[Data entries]
_ _ _ _ _
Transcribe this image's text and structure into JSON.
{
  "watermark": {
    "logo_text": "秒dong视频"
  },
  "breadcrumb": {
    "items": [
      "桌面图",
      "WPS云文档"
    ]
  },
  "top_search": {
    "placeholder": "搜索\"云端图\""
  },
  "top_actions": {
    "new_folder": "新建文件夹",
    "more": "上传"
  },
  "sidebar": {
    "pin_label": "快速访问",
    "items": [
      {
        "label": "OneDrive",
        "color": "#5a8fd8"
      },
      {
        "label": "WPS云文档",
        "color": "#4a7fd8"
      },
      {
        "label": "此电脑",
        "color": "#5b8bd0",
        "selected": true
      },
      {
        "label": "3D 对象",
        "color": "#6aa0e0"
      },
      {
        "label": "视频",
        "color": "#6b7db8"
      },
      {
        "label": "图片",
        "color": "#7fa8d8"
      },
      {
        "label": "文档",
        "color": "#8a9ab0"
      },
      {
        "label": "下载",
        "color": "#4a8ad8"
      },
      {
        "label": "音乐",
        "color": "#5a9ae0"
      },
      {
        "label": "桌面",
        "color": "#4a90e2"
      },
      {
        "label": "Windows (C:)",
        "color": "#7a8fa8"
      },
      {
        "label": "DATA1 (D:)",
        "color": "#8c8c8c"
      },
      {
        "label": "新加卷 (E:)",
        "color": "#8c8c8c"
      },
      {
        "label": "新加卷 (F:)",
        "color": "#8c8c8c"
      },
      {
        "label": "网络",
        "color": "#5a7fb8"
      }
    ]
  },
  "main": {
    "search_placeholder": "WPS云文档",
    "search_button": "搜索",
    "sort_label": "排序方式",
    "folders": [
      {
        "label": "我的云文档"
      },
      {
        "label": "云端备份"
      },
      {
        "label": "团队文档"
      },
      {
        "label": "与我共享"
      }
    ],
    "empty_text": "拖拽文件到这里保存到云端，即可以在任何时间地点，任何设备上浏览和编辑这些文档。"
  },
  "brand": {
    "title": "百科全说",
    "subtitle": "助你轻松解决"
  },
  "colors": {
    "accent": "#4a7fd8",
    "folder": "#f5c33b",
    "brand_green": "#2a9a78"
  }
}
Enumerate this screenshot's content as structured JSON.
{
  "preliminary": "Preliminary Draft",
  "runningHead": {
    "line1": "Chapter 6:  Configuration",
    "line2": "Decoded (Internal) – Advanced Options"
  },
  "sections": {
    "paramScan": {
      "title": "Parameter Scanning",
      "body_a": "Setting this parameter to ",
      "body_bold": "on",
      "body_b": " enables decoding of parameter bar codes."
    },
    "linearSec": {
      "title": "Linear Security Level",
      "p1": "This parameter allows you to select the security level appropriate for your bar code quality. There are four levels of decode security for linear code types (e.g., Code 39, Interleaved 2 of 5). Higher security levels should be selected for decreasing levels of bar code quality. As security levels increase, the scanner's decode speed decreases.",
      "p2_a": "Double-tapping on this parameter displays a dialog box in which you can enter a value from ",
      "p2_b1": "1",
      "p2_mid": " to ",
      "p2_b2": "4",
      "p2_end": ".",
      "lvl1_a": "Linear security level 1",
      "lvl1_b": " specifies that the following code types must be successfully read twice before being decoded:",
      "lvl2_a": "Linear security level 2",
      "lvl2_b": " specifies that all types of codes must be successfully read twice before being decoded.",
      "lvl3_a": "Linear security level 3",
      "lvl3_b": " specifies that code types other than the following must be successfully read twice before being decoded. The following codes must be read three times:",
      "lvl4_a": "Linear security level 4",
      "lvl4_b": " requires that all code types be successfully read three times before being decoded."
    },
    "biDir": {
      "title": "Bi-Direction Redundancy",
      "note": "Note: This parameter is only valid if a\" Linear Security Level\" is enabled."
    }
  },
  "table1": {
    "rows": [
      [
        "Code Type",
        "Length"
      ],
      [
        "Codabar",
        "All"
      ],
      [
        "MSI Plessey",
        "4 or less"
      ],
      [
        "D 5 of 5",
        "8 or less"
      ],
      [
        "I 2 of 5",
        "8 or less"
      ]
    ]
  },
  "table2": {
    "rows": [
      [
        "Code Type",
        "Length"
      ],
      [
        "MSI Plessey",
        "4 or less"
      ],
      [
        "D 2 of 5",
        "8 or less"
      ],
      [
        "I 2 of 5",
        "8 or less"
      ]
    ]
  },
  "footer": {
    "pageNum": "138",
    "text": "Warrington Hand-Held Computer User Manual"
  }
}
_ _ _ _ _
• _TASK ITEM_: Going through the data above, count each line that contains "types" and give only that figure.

• _RESULT OF THIS TASK_: 5